◆ **EXERCISE DIRECTIONS**
Scan the entries below for the word "Activity" and copy every line where it turns up.

◆ **GIVEN INFORMATION**
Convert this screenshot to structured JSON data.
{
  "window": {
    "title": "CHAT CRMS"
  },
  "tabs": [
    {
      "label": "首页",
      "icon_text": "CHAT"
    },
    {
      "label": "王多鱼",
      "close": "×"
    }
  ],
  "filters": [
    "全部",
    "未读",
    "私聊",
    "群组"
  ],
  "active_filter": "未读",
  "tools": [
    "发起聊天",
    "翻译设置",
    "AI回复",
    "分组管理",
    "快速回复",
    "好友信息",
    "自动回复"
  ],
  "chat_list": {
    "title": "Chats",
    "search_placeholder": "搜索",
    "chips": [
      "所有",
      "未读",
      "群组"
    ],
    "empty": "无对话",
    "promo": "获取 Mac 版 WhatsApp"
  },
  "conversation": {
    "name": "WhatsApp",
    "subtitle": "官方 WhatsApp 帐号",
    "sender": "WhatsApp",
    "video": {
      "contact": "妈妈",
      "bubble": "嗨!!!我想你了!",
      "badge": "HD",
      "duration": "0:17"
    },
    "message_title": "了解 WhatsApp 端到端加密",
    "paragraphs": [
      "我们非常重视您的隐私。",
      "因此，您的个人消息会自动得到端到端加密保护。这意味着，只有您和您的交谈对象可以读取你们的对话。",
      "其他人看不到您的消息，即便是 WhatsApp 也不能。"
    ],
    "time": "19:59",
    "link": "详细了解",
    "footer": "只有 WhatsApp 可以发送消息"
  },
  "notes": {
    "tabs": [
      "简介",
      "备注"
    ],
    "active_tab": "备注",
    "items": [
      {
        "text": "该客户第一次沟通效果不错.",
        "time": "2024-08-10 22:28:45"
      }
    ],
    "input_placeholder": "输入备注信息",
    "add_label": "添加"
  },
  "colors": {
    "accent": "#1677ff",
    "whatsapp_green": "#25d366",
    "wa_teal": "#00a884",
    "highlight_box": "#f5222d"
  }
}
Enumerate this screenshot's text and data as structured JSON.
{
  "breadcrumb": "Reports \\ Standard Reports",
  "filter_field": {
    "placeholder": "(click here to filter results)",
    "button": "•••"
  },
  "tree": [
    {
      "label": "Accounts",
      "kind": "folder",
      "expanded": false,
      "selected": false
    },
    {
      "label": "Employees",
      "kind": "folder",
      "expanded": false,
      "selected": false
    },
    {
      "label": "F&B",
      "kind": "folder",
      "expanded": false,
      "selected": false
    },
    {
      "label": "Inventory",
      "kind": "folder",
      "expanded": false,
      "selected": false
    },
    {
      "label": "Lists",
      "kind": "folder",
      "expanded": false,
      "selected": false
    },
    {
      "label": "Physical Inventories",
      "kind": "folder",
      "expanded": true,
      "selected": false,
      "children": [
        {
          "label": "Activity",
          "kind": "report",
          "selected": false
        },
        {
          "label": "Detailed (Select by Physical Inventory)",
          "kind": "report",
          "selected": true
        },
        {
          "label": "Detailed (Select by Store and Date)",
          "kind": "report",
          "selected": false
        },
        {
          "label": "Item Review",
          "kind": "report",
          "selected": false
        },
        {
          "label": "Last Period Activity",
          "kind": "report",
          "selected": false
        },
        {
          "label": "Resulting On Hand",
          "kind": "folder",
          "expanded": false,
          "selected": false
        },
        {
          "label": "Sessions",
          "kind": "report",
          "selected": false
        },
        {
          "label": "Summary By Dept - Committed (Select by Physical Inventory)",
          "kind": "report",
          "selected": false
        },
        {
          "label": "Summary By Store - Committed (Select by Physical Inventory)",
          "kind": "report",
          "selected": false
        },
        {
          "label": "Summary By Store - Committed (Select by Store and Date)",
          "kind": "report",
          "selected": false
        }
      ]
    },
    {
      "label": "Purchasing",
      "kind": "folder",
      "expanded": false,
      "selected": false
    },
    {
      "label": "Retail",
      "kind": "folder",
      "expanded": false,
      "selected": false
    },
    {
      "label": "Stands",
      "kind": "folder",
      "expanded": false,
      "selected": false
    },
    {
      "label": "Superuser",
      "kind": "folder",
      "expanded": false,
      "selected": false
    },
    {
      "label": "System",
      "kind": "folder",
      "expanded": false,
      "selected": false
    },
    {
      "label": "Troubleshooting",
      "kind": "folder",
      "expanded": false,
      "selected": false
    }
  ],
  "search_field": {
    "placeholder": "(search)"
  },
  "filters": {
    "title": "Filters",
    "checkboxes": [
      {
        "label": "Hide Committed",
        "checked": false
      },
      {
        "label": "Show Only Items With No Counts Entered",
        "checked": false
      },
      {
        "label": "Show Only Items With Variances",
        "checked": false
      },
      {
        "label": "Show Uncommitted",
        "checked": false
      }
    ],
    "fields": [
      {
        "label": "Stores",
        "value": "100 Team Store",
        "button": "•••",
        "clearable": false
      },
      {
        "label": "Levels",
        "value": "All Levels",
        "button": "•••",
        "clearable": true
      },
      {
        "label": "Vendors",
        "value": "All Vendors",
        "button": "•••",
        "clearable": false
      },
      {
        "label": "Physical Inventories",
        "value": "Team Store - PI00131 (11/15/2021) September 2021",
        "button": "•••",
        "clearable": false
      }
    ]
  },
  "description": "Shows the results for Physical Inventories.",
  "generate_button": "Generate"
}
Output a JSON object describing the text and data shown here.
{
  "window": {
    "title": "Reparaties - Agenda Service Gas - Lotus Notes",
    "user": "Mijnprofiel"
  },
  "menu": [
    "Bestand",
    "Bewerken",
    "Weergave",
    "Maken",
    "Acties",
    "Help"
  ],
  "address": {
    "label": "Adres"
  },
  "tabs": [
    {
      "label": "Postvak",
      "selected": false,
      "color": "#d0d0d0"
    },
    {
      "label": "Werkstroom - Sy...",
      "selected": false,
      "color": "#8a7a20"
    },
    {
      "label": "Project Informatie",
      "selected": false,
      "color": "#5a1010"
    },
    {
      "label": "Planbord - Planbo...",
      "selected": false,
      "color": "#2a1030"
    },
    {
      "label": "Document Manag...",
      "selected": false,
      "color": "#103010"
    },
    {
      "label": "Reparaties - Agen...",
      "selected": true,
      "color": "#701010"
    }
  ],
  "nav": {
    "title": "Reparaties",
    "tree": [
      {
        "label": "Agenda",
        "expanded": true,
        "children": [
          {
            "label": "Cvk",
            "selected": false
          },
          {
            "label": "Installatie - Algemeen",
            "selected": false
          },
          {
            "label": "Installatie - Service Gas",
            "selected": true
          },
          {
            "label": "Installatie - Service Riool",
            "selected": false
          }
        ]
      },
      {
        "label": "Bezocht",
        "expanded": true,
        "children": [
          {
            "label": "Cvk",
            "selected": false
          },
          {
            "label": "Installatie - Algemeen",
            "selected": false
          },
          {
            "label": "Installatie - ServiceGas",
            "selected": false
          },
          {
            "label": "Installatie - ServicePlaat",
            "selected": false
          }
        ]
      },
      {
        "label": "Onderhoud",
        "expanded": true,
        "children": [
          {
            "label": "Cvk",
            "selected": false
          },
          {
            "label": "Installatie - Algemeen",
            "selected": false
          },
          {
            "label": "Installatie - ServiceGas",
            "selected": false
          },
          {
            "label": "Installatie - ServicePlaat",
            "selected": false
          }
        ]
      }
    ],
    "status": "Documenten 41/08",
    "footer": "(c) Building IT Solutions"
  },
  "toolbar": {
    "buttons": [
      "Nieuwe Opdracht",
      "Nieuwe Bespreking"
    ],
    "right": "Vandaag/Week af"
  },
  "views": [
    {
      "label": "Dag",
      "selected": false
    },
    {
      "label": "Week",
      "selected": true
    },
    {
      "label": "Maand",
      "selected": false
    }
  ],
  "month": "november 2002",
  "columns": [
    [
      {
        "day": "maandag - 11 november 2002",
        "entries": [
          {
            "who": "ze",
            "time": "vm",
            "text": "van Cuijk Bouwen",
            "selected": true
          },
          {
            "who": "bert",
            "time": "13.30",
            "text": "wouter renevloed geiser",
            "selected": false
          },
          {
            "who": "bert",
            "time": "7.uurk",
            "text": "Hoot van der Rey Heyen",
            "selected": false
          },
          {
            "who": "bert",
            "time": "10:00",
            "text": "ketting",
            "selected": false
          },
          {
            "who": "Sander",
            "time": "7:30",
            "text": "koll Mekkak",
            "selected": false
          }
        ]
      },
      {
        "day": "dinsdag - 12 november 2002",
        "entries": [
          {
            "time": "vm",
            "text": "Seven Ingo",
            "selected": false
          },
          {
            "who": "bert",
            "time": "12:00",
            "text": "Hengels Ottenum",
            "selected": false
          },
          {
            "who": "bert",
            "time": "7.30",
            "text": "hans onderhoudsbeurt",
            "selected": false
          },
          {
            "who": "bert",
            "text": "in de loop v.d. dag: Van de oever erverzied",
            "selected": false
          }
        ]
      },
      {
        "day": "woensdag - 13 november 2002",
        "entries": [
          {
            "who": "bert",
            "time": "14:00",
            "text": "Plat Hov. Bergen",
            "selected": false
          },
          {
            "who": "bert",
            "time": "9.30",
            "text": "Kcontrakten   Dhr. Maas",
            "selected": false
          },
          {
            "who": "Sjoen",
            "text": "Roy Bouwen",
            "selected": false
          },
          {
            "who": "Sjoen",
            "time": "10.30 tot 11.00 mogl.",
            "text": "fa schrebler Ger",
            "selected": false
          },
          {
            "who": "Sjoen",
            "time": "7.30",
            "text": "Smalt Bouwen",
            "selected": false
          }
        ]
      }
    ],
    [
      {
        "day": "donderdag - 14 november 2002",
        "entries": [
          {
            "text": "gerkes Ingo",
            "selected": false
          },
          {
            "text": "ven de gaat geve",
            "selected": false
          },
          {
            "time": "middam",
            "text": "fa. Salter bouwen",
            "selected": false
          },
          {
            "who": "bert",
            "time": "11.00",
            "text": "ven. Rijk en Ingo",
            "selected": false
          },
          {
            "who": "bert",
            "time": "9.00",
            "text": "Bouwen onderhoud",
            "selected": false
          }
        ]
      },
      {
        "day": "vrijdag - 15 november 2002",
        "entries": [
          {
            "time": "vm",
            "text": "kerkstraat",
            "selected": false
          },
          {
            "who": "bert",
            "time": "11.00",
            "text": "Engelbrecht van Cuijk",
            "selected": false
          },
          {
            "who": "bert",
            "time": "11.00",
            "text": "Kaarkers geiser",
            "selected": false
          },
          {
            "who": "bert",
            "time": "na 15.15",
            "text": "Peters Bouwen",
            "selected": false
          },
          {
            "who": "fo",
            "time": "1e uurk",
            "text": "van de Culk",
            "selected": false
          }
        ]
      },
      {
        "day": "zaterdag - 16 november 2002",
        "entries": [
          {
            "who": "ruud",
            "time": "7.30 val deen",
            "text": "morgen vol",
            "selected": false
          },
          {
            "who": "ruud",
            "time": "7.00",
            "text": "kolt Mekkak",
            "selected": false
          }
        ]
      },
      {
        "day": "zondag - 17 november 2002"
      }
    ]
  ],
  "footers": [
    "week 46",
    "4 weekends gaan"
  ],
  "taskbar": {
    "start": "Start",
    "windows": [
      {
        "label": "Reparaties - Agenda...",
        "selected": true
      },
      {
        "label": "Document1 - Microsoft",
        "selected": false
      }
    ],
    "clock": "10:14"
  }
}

◆ **SOLUTION TO THIS PROBLEM**
          "label": "Activity",
          "label": "Last Period Activity",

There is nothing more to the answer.